NHS Shared Business Services has appointed waste contractors to a contract framework, which is intended to reduce the time it takes for NHS organisations to procure waste services.
The ‘Waste Management and Minimisation Services framework’ is free to access for both NHS and other public sector organisations and lists suppliers who are able to provide six different types of waste services.
It is hoped that this would enable NHS organisations to provide a legally-compliant and value-for-money means of purchasing a comprehensive range of waste services, without the need to run a separate procurement each time.
NHS Shared Business Services said that each contractor was placed on the framework following a “robust quality evaluation” in the form of a fully-compliant Official Journal of the European Union (OJEU) tender process.
The tender, inviting firms to be part of the framework, was issued in the OJEU and was split into six lots: clinical waste, reusable sharps, sanitary and washroom services, domestic Waste, Confidential Waste Destruction and Disposal, and Total Waste Management.
A spokesperson for NHS Shared Business Services, told Letsrecycle.com: “NHS and wider public sector framework users can procure services from those suppliers that best meet their individual requirements, saving significant time and money as a result of not needing to run a complex local procurement exercise.

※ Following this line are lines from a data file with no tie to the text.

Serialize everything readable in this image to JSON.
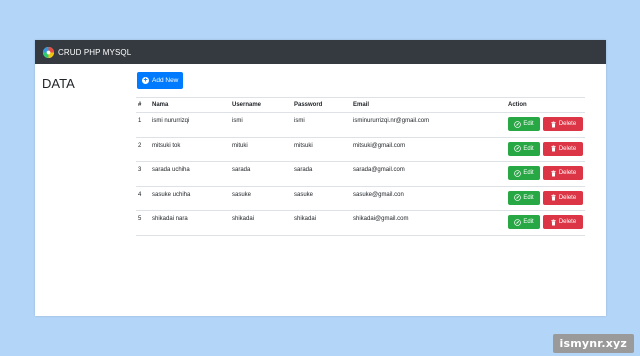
{
  "navbar": {
    "brand_text": "CRUD PHP MYSQL",
    "logo_icon": "brand-logo-icon"
  },
  "sidebar": {
    "title": "DATA"
  },
  "toolbar": {
    "add_label": "Add New",
    "add_icon": "plus-circle-icon"
  },
  "table": {
    "headers": {
      "no": "#",
      "nama": "Nama",
      "username": "Username",
      "password": "Password",
      "email": "Email",
      "action": "Action"
    },
    "rows": [
      {
        "no": "1",
        "nama": "ismi nururrizqi",
        "username": "ismi",
        "password": "ismi",
        "email": "isminururrizqi.nr@gmail.com"
      },
      {
        "no": "2",
        "nama": "mitsuki tok",
        "username": "mituki",
        "password": "mitsuki",
        "email": "mitsuki@gmail.com"
      },
      {
        "no": "3",
        "nama": "sarada uchiha",
        "username": "sarada",
        "password": "sarada",
        "email": "sarada@gmail.com"
      },
      {
        "no": "4",
        "nama": "sasuke uchiha",
        "username": "sasuke",
        "password": "sasuke",
        "email": "sasuke@gmail.con"
      },
      {
        "no": "5",
        "nama": "shikadai nara",
        "username": "shikadai",
        "password": "shikadai",
        "email": "shikadai@gmail.com"
      }
    ],
    "edit_label": "Edit",
    "delete_label": "Delete"
  },
  "colors": {
    "navbar": "#343a40",
    "primary": "#007bff",
    "success": "#28a745",
    "danger": "#dc3545",
    "background": "#b3d5f7"
  },
  "watermark": {
    "text": "ismynr.xyz"
  }
}
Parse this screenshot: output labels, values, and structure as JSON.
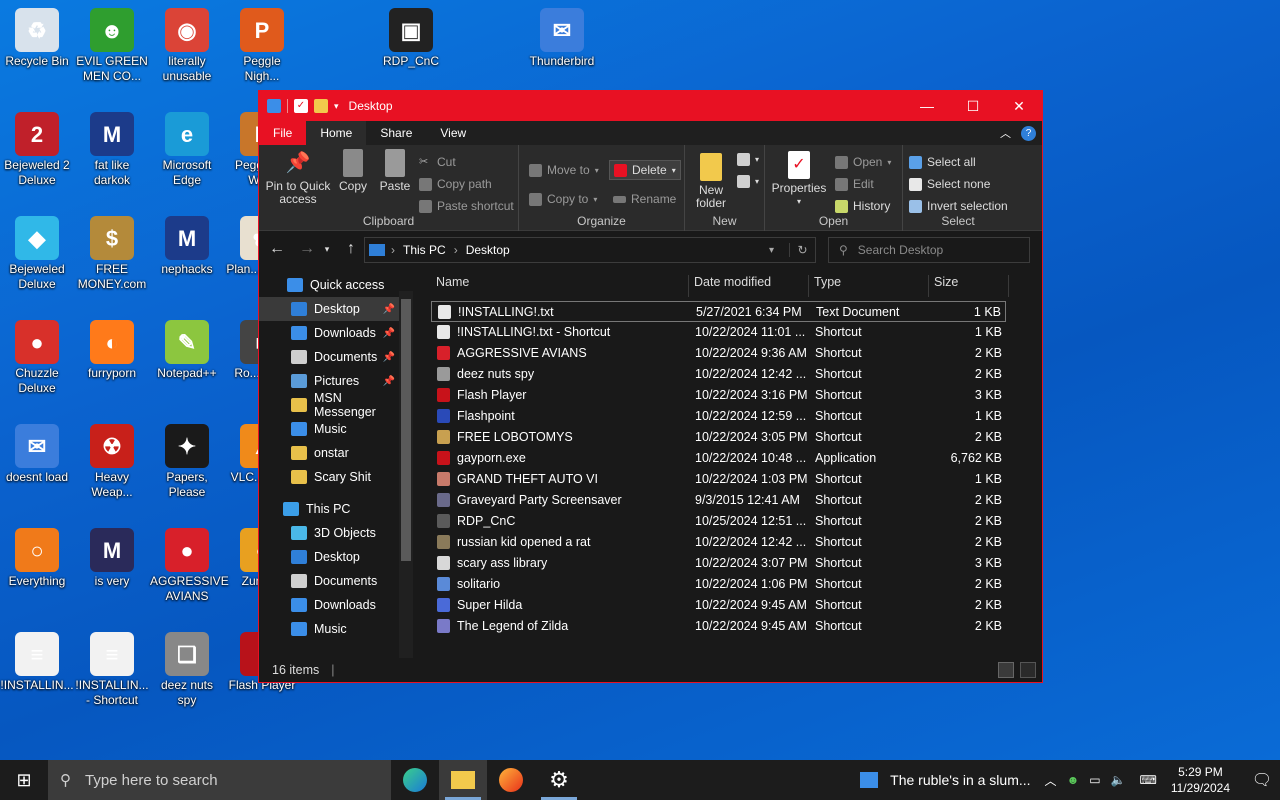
{
  "desktop": {
    "icons": [
      {
        "label": "Recycle Bin",
        "icon": "recycle-bin-icon",
        "color": "#d8e2ec",
        "glyph": "♻"
      },
      {
        "label": "EVIL GREEN MEN CO...",
        "icon": "green-men-icon",
        "color": "#2f9e2f",
        "glyph": "☻"
      },
      {
        "label": "literally unusable",
        "icon": "chrome-icon",
        "color": "#db4437",
        "glyph": "◉"
      },
      {
        "label": "Peggle Nigh...",
        "icon": "peggle-icon",
        "color": "#e05a1c",
        "glyph": "P"
      },
      {
        "label": "RDP_CnC",
        "icon": "rdp-icon",
        "color": "#222222",
        "glyph": "▣"
      },
      {
        "label": "Thunderbird",
        "icon": "thunderbird-icon",
        "color": "#3b7ddc",
        "glyph": "✉"
      },
      {
        "label": "Bejeweled 2 Deluxe",
        "icon": "bejeweled2-icon",
        "color": "#c0202a",
        "glyph": "2"
      },
      {
        "label": "fat like darkok",
        "icon": "mpi-icon",
        "color": "#1c3b8a",
        "glyph": "M"
      },
      {
        "label": "Microsoft Edge",
        "icon": "edge-icon",
        "color": "#1a9bd7",
        "glyph": "e"
      },
      {
        "label": "Peggl... of Wa...",
        "icon": "peggle-icon",
        "color": "#c8762a",
        "glyph": "P"
      },
      {
        "label": "Bejeweled Deluxe",
        "icon": "bejeweled-icon",
        "color": "#30b8e8",
        "glyph": "◆"
      },
      {
        "label": "FREE MONEY.com",
        "icon": "money-bag-icon",
        "color": "#b48a3a",
        "glyph": "$"
      },
      {
        "label": "nephacks",
        "icon": "mpi-icon",
        "color": "#1c3b8a",
        "glyph": "M"
      },
      {
        "label": "Plan... Zom...",
        "icon": "plants-icon",
        "color": "#e8e0d0",
        "glyph": "✿"
      },
      {
        "label": "Chuzzle Deluxe",
        "icon": "chuzzle-icon",
        "color": "#d8302a",
        "glyph": "●"
      },
      {
        "label": "furryporn",
        "icon": "firefox-icon",
        "color": "#ff7a1a",
        "glyph": "◐"
      },
      {
        "label": "Notepad++",
        "icon": "notepadpp-icon",
        "color": "#8cc63f",
        "glyph": "✎"
      },
      {
        "label": "Ro... Ma...",
        "icon": "game-icon",
        "color": "#444444",
        "glyph": "■"
      },
      {
        "label": "doesnt load",
        "icon": "thunderbird-icon",
        "color": "#3b7ddc",
        "glyph": "✉"
      },
      {
        "label": "Heavy Weap...",
        "icon": "radiation-icon",
        "color": "#c8201a",
        "glyph": "☢"
      },
      {
        "label": "Papers, Please",
        "icon": "papers-please-icon",
        "color": "#1a1a1a",
        "glyph": "✦"
      },
      {
        "label": "VLC... pla...",
        "icon": "vlc-icon",
        "color": "#f08a1a",
        "glyph": "▲"
      },
      {
        "label": "Everything",
        "icon": "everything-search-icon",
        "color": "#f07a1a",
        "glyph": "○"
      },
      {
        "label": "is very",
        "icon": "mpi-shield-icon",
        "color": "#2a2a5a",
        "glyph": "M"
      },
      {
        "label": "AGGRESSIVE AVIANS",
        "icon": "angry-bird-icon",
        "color": "#d8202a",
        "glyph": "●"
      },
      {
        "label": "Zuma...",
        "icon": "zuma-icon",
        "color": "#e8a020",
        "glyph": "●"
      },
      {
        "label": "!INSTALLIN...",
        "icon": "text-file-icon",
        "color": "#f2f2f2",
        "glyph": "≡"
      },
      {
        "label": "!INSTALLIN... - Shortcut",
        "icon": "text-file-icon",
        "color": "#f2f2f2",
        "glyph": "≡"
      },
      {
        "label": "deez nuts spy",
        "icon": "spy-icon",
        "color": "#888888",
        "glyph": "❑"
      },
      {
        "label": "Flash Player",
        "icon": "flash-player-icon",
        "color": "#b8121a",
        "glyph": "f"
      }
    ]
  },
  "window": {
    "title": "Desktop",
    "accent": "#e81123",
    "controls": {
      "minimize": "—",
      "maximize": "☐",
      "close": "✕"
    },
    "tabs": {
      "file": "File",
      "home": "Home",
      "share": "Share",
      "view": "View"
    },
    "ribbon": {
      "clipboard": {
        "pin": "Pin to Quick access",
        "copy": "Copy",
        "paste": "Paste",
        "cut": "Cut",
        "copy_path": "Copy path",
        "paste_shortcut": "Paste shortcut",
        "label": "Clipboard"
      },
      "organize": {
        "move_to": "Move to",
        "copy_to": "Copy to",
        "delete": "Delete",
        "rename": "Rename",
        "label": "Organize"
      },
      "new": {
        "new_folder": "New folder",
        "label": "New"
      },
      "open": {
        "properties": "Properties",
        "open": "Open",
        "edit": "Edit",
        "history": "History",
        "label": "Open"
      },
      "select": {
        "select_all": "Select all",
        "select_none": "Select none",
        "invert": "Invert selection",
        "label": "Select"
      }
    },
    "address": {
      "this_pc": "This PC",
      "desktop": "Desktop",
      "sep": "›"
    },
    "search_placeholder": "Search Desktop",
    "nav": [
      {
        "label": "Quick access",
        "icon": "star-icon",
        "color": "#3b8ee8",
        "pinned": false
      },
      {
        "label": "Desktop",
        "icon": "desktop-folder-icon",
        "color": "#2f7fd8",
        "pinned": true
      },
      {
        "label": "Downloads",
        "icon": "downloads-icon",
        "color": "#3b8ee8",
        "pinned": true
      },
      {
        "label": "Documents",
        "icon": "documents-icon",
        "color": "#cfcfcf",
        "pinned": true
      },
      {
        "label": "Pictures",
        "icon": "pictures-icon",
        "color": "#5a9bd8",
        "pinned": true
      },
      {
        "label": "MSN Messenger",
        "icon": "folder-icon",
        "color": "#e8c04a",
        "pinned": false
      },
      {
        "label": "Music",
        "icon": "music-icon",
        "color": "#3b8ee8",
        "pinned": false
      },
      {
        "label": "onstar",
        "icon": "folder-icon",
        "color": "#e8c04a",
        "pinned": false
      },
      {
        "label": "Scary Shit",
        "icon": "folder-icon",
        "color": "#e8c04a",
        "pinned": false
      },
      {
        "label": "This PC",
        "icon": "computer-icon",
        "color": "#3b9ee8",
        "pinned": false
      },
      {
        "label": "3D Objects",
        "icon": "3d-objects-icon",
        "color": "#4ab8e8",
        "pinned": false
      },
      {
        "label": "Desktop",
        "icon": "desktop-folder-icon",
        "color": "#2f7fd8",
        "pinned": false
      },
      {
        "label": "Documents",
        "icon": "documents-icon",
        "color": "#cfcfcf",
        "pinned": false
      },
      {
        "label": "Downloads",
        "icon": "downloads-icon",
        "color": "#3b8ee8",
        "pinned": false
      },
      {
        "label": "Music",
        "icon": "music-icon",
        "color": "#3b8ee8",
        "pinned": false
      }
    ],
    "columns": {
      "name": "Name",
      "date": "Date modified",
      "type": "Type",
      "size": "Size"
    },
    "files": [
      {
        "name": "!INSTALLING!.txt",
        "date": "5/27/2021 6:34 PM",
        "type": "Text Document",
        "size": "1 KB",
        "icon": "text-file-icon",
        "color": "#e8e8e8"
      },
      {
        "name": "!INSTALLING!.txt - Shortcut",
        "date": "10/22/2024 11:01 ...",
        "type": "Shortcut",
        "size": "1 KB",
        "icon": "text-file-icon",
        "color": "#e8e8e8"
      },
      {
        "name": "AGGRESSIVE AVIANS",
        "date": "10/22/2024 9:36 AM",
        "type": "Shortcut",
        "size": "2 KB",
        "icon": "angry-bird-icon",
        "color": "#d8202a"
      },
      {
        "name": "deez nuts spy",
        "date": "10/22/2024 12:42 ...",
        "type": "Shortcut",
        "size": "2 KB",
        "icon": "spy-icon",
        "color": "#9a9a9a"
      },
      {
        "name": "Flash Player",
        "date": "10/22/2024 3:16 PM",
        "type": "Shortcut",
        "size": "3 KB",
        "icon": "flash-player-icon",
        "color": "#c8121a"
      },
      {
        "name": "Flashpoint",
        "date": "10/22/2024 12:59 ...",
        "type": "Shortcut",
        "size": "1 KB",
        "icon": "flashpoint-icon",
        "color": "#2a4ab8"
      },
      {
        "name": "FREE LOBOTOMYS",
        "date": "10/22/2024 3:05 PM",
        "type": "Shortcut",
        "size": "2 KB",
        "icon": "money-bag-icon",
        "color": "#c8a050"
      },
      {
        "name": "gayporn.exe",
        "date": "10/22/2024 10:48 ...",
        "type": "Application",
        "size": "6,762 KB",
        "icon": "flash-player-icon",
        "color": "#c8121a"
      },
      {
        "name": "GRAND THEFT AUTO VI",
        "date": "10/22/2024 1:03 PM",
        "type": "Shortcut",
        "size": "1 KB",
        "icon": "gta-icon",
        "color": "#c87a6a"
      },
      {
        "name": "Graveyard Party Screensaver",
        "date": "9/3/2015 12:41 AM",
        "type": "Shortcut",
        "size": "2 KB",
        "icon": "screensaver-icon",
        "color": "#6a6a8a"
      },
      {
        "name": "RDP_CnC",
        "date": "10/25/2024 12:51 ...",
        "type": "Shortcut",
        "size": "2 KB",
        "icon": "rdp-icon",
        "color": "#5a5a5a"
      },
      {
        "name": "russian kid opened a rat",
        "date": "10/22/2024 12:42 ...",
        "type": "Shortcut",
        "size": "2 KB",
        "icon": "image-icon",
        "color": "#8a7a5a"
      },
      {
        "name": "scary ass library",
        "date": "10/22/2024 3:07 PM",
        "type": "Shortcut",
        "size": "3 KB",
        "icon": "library-icon",
        "color": "#d8d8d8"
      },
      {
        "name": "solitario",
        "date": "10/22/2024 1:06 PM",
        "type": "Shortcut",
        "size": "2 KB",
        "icon": "cards-icon",
        "color": "#5a8ad8"
      },
      {
        "name": "Super Hilda",
        "date": "10/22/2024 9:45 AM",
        "type": "Shortcut",
        "size": "2 KB",
        "icon": "game-icon",
        "color": "#4a6ad8"
      },
      {
        "name": "The Legend of Zilda",
        "date": "10/22/2024 9:45 AM",
        "type": "Shortcut",
        "size": "2 KB",
        "icon": "game-icon",
        "color": "#7a7ac8"
      }
    ],
    "status": "16 items"
  },
  "taskbar": {
    "search_placeholder": "Type here to search",
    "news": "The ruble's in a slum...",
    "time": "5:29 PM",
    "date": "11/29/2024"
  }
}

“The framework was also developed with a particular focus on the environmental impact of the waste services provided, including the appropriate segregation, safe handling and recycling of clinical and domestic waste products.”

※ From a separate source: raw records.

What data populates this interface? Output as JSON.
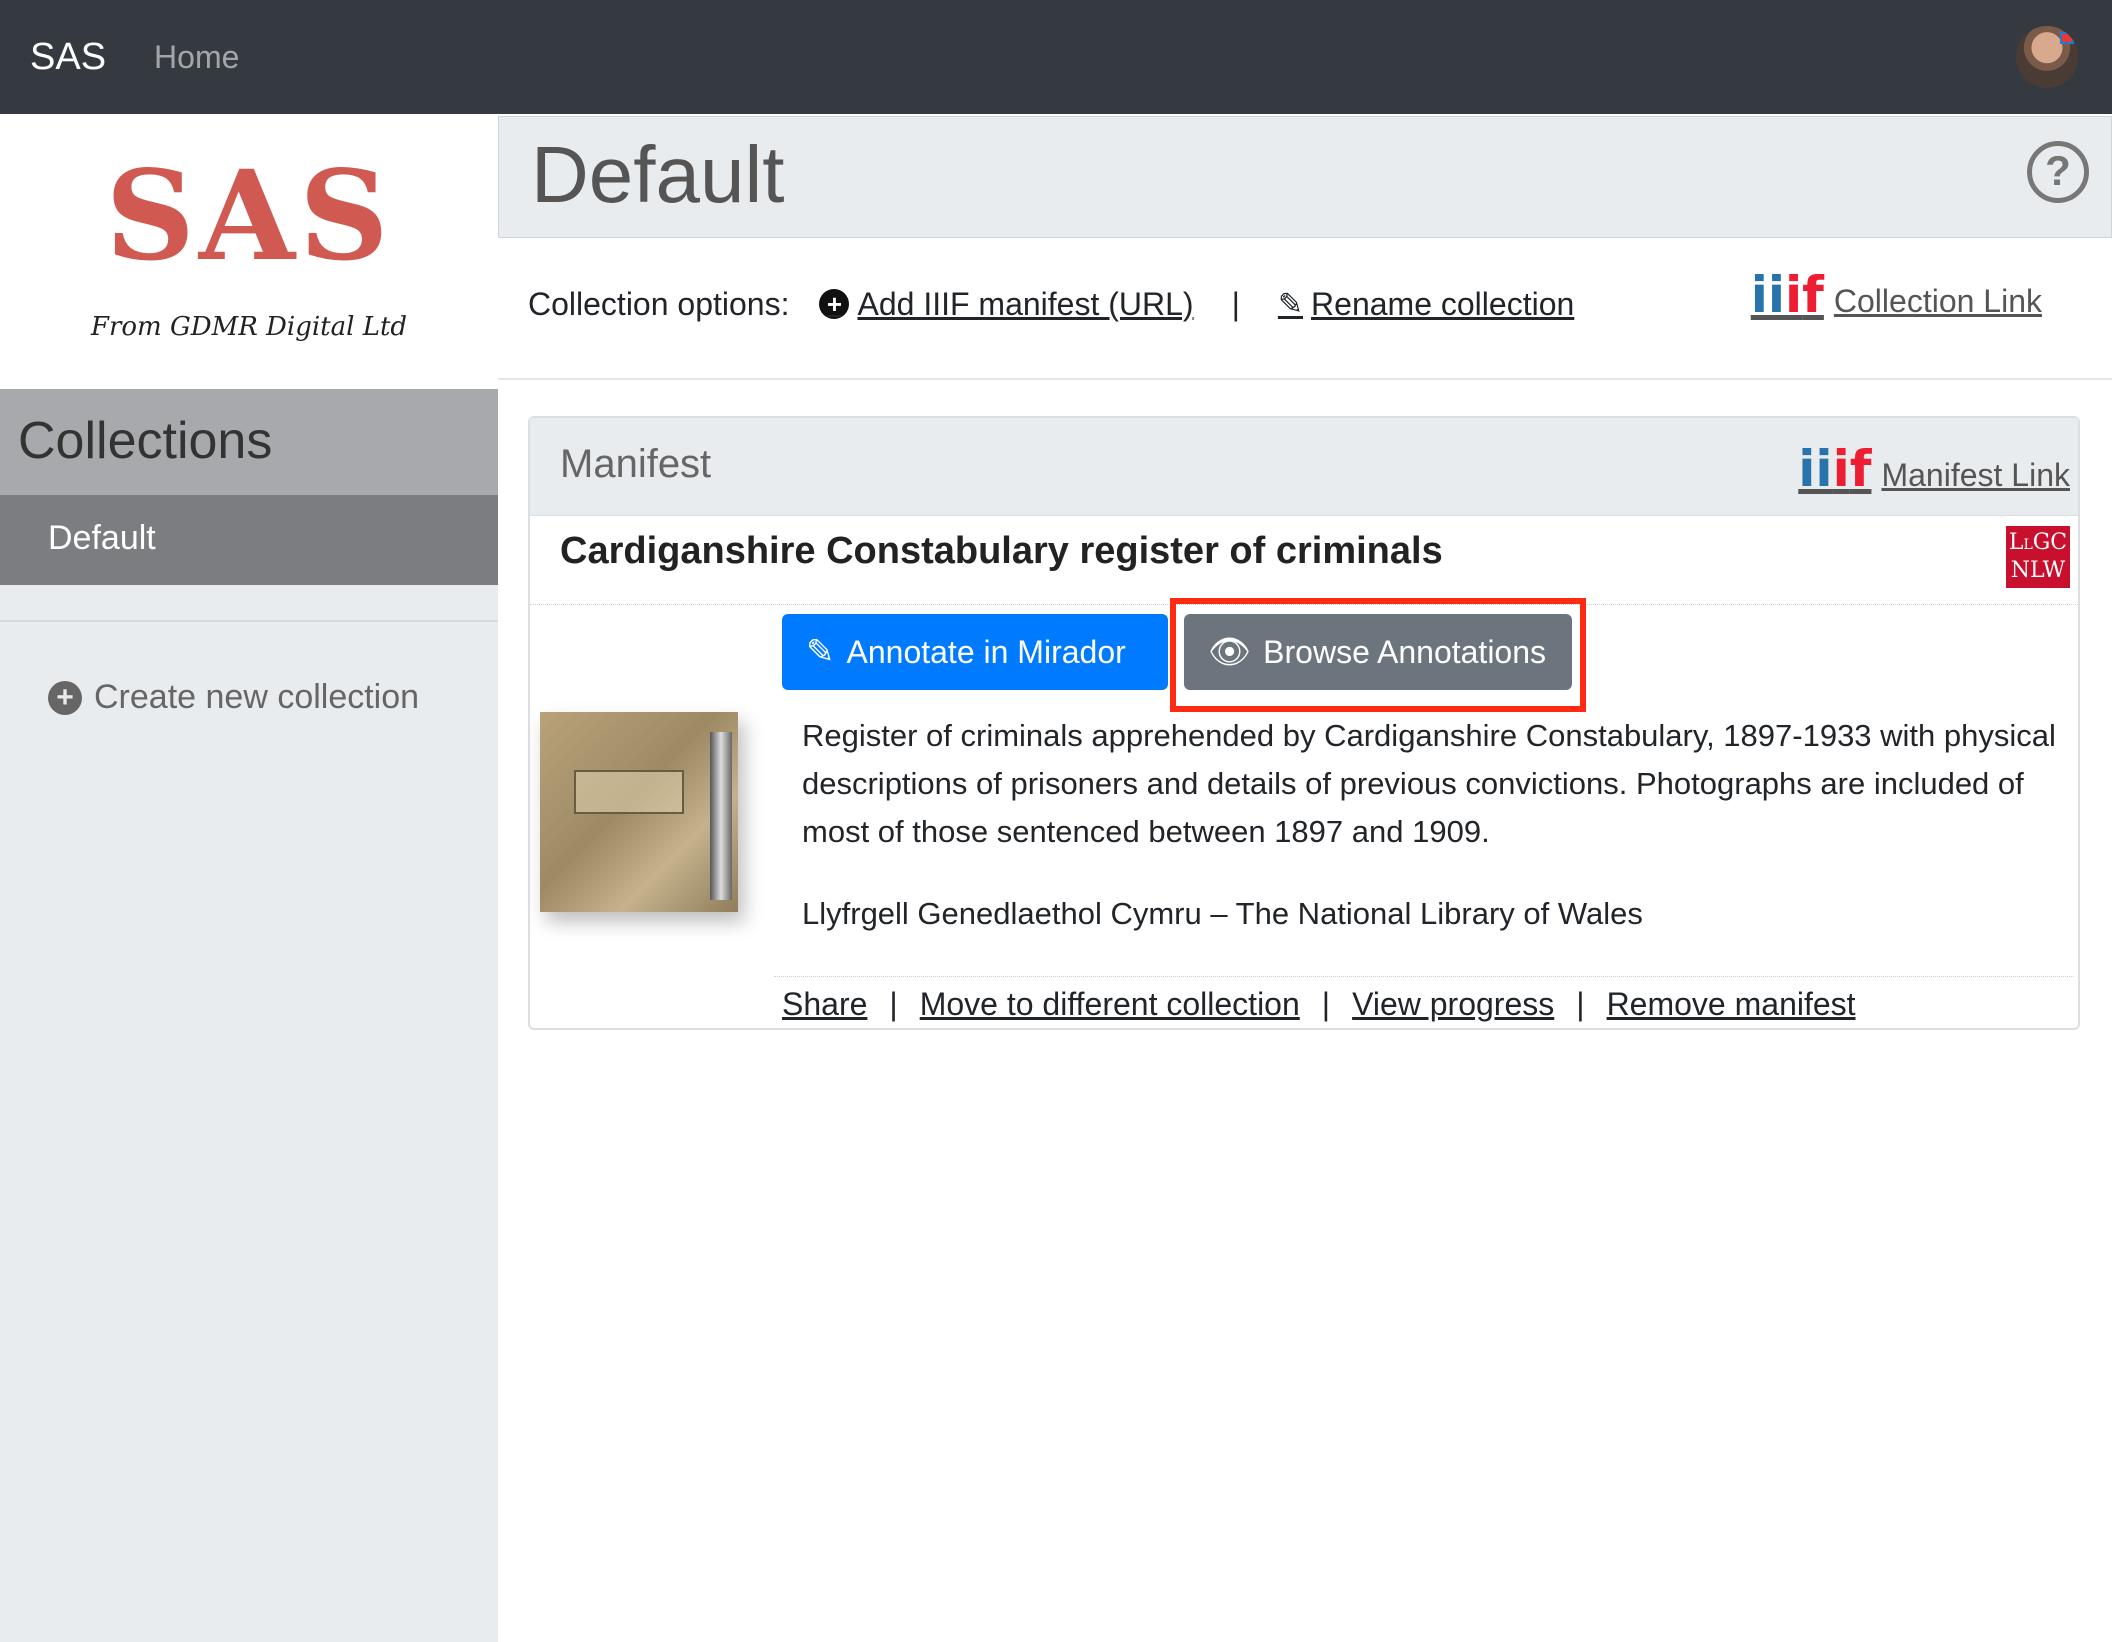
{
  "navbar": {
    "brand": "SAS",
    "home": "Home"
  },
  "sidebar": {
    "logo_text": "SAS",
    "logo_subtitle": "From GDMR Digital Ltd",
    "heading": "Collections",
    "items": [
      {
        "label": "Default",
        "active": true
      }
    ],
    "create_new": "Create new collection"
  },
  "header": {
    "title": "Default",
    "help_icon": "?"
  },
  "collection_options": {
    "label": "Collection options:",
    "add_manifest": "Add IIIF manifest (URL)",
    "separator": "|",
    "rename": "Rename collection",
    "collection_link": "Collection Link"
  },
  "manifest": {
    "header": "Manifest",
    "manifest_link": "Manifest Link",
    "title": "Cardiganshire Constabulary register of criminals",
    "provider_logo": "LlGC NLW",
    "annotate_button": "Annotate in Mirador",
    "browse_button": "Browse Annotations",
    "description": "Register of criminals apprehended by Cardiganshire Constabulary, 1897-1933 with physical descriptions of prisoners and details of previous convictions. Photographs are included of most of those sentenced between 1897 and 1909.",
    "attribution": "Llyfrgell Genedlaethol Cymru – The National Library of Wales",
    "actions": {
      "share": "Share",
      "move": "Move to different collection",
      "progress": "View progress",
      "remove": "Remove manifest",
      "sep": "|"
    }
  },
  "colors": {
    "navbar": "#343a40",
    "primary": "#007bff",
    "secondary": "#6c757d",
    "highlight": "#ff2a12",
    "logo_red": "#d05a52"
  }
}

The first lot in the contract was for clinical waste, and six bids for inclusion were received from companies across England, all of which were taken forward.
Clinical waste covers the ‘collection, transportation, and appropriate disposal method at agreed locations’ for incineration, alternative treatment and/or landfill of clinical healthcare waste. This includes, pharmaceutical, anatomical, sharps and laboratory wastes.
The second lot covered re-usable sharps, which covers providing a “safe sustainable and compliant” managed solution for the implementation, supply, collection and cleaning of reusable sharp containers.
This would be, for example, where needles and other medical sharp equipment is disposed of after use.
Three of the six bids received were accepted.
This seems to be a remarkably good idea, that could be extended tough supply of many other goods and services and we might wonder why it has taken so long to get this off the ground.
I do wonder however, if in the longer term this is an invitation for collusion between supposedly different bidders, perhaps for waste-related services or for anything else, to push up prices or to pare back service standards thus defeating the intentions of this NHS Shared Business Services initiative.